I love the process of setting up home – must be my Taurean traits shining through – and this is the second time in two years that I’ve furnished a place pretty much from scratch. This apartment of our own has been such a long time coming that I’ve been reluctant to leave it at the weekend, which I’m sure has caused my housebound novio some frustrations. I’ve been baking and although the oven isn’t perfect (the temperature dial requires the use of pliers and the temperature range doesn’t have precision markings) it is holding up to my needs and placating mi novio somewhat with sweet treats.

The best part is that we live a short walk from my work so not only do I avoid the gridlocked commute,

I can come home for lunch. If that’s not luxury in Bogotá, I don’t know what is.

First random act of kindness in Bogota

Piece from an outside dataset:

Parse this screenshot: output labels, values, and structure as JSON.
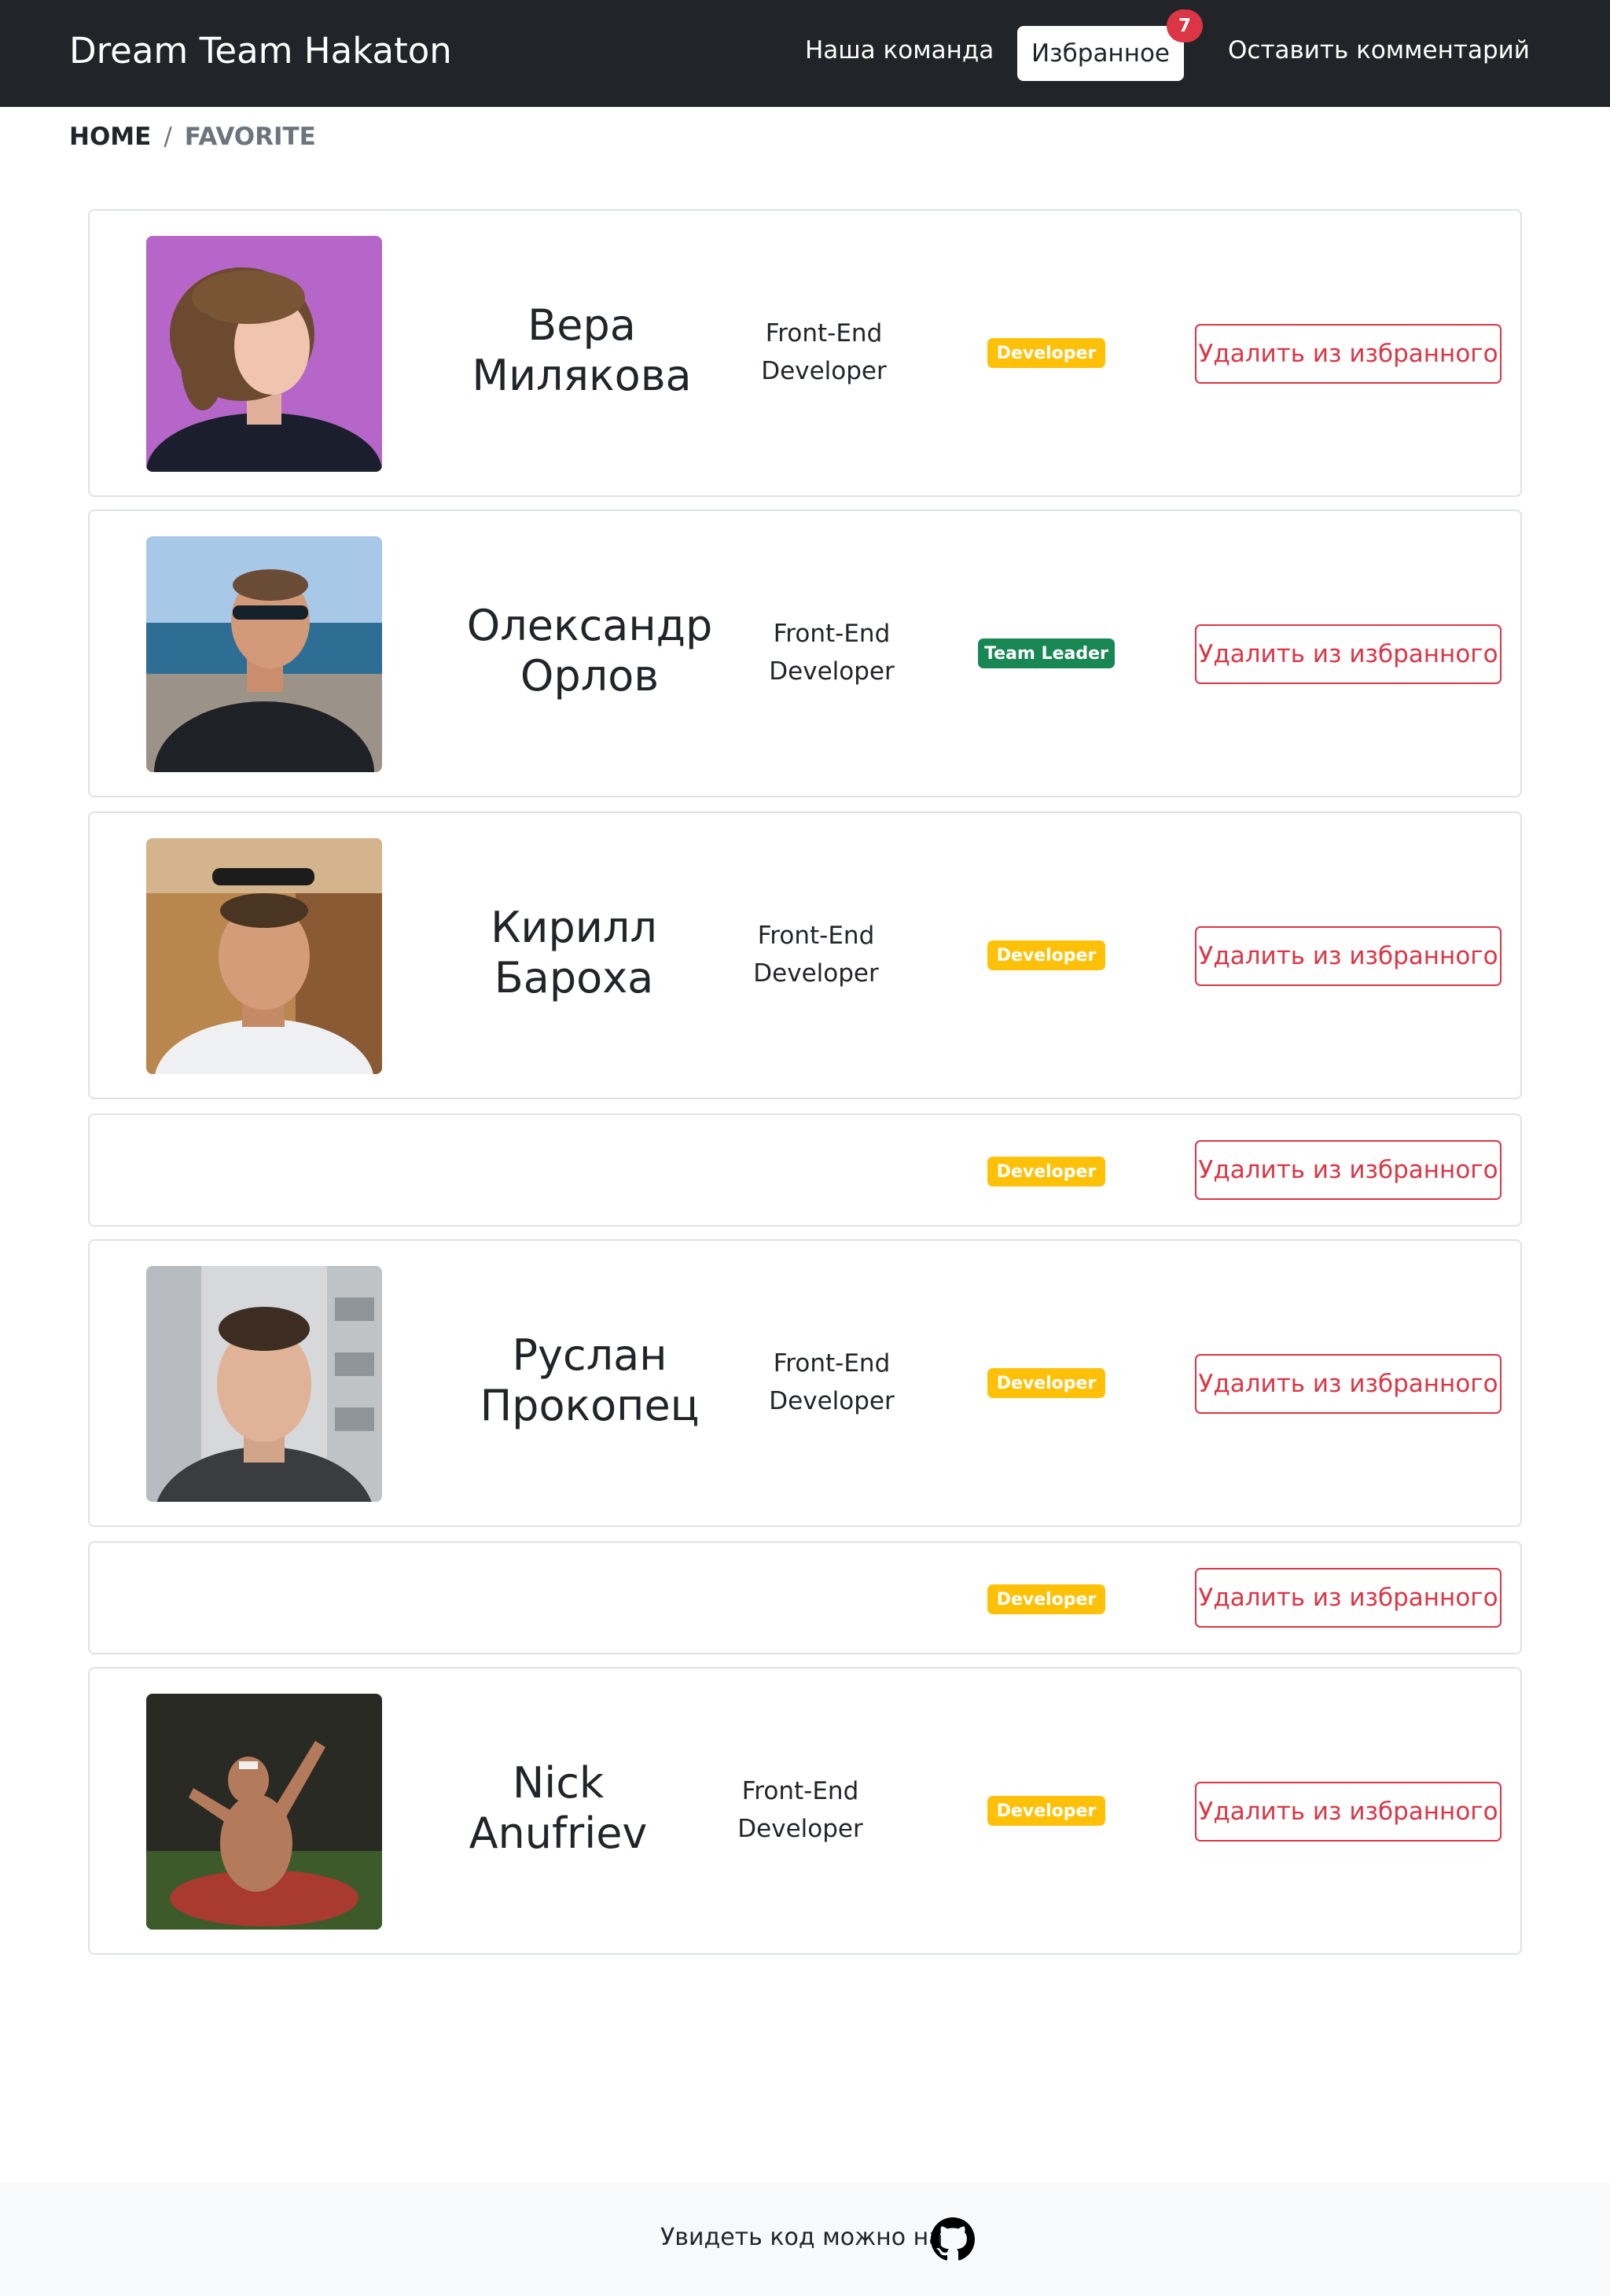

It’s  been a big and exhausting week filled with adjusting to Bogotá’s altitude, wrapping up in warm clothes, being in the big city, finding my way on local buses, starting my new job and apartment hunting.

We spent a full day on Monday going to various inspections we had lined up and also traipsing around the general area we are looking to live in looking for Se Arriendo signs that indicate a vacant apartment. Renting an apartment in Bogotá is not easy because of all the requirements you need to meet, and I’m sure I’ll write a post about the house-hunting process sometime soon. We had a couple more inspections on Tuesday and Wednesday and currently have our application in for a fabulous apartment very close to my work. We have our fingers crossed everything goes through fine and that we can move in next week!

On Tuesday I started my new job and I already love it. It’s going to be interesting, challenging and I get to work with a great bunch of professionals in a bilingual office environment. I also have an office window that looks out over Bogotá with a most incredible view, so you can be sure I’ll be taking regular ‘rest your eyes and look into the distance away from the computer screen’ exercises.

Last night on the bus back to the hostel where I’m staying until we get an apartment I was on the receiving end of lovely piece of Bogotano kindness. Buses are notoriously jam-packed and if you end up standing in the aisle, you have to hold on with two hands firmly gripping the rails in a white knuckle embrace so as not to be flung around like a bowling ball as the driver brakes and swerves at high speeds. The girl standing next to me, who wasn’t tall enough to reach the ceiling rails, slipped into the newly vacated seat directly in front of her (but not before hovering over the seat for just a minute in a Bogotá idiosyncrasy I had read about on Banana Skin Flip Flops and Sarepa). I moved a step down the bus to where she had been standing and she obviously saw that my oversized shoulder bag was heavy, awkward and in serious danger of smacking her in the head, so she said “Te ayudo?” (can I help you?) motioning to take my bag for me. So I handed over my bag which she nursed on her knee until I got off. I had seen the exact same kindness the day before by a girl sitting next to me taking the unwieldy backpack of a guy standing in the aisle and resting it on her knee and the day before that when a man gave up his seat for a pregnant woman and she returned the favour by minding his bag for him.

This small gesture is surprising because it is where famous Colombian hospitality and Bogotano politeness meets an ingrained mistrust of others and wins. Mi novio keeps telling me to be careful on the buses because they have a reputation for thefts, and here I am handing over my bag with all my important papers and valuables to a perfect stranger to mind for me. I have seen and heard of many examples of Colombian’s mistrust in others, right up to not trusting family members, although I think that is mostly about not trusting anyone with your money. But I love that regardless, people are lovely and helpful and kind. It makes me love this city a little bit more.

This week has passed by in such a blur that I’ve had to pinch myself that yes, I am in Bogotá and yes, life is great.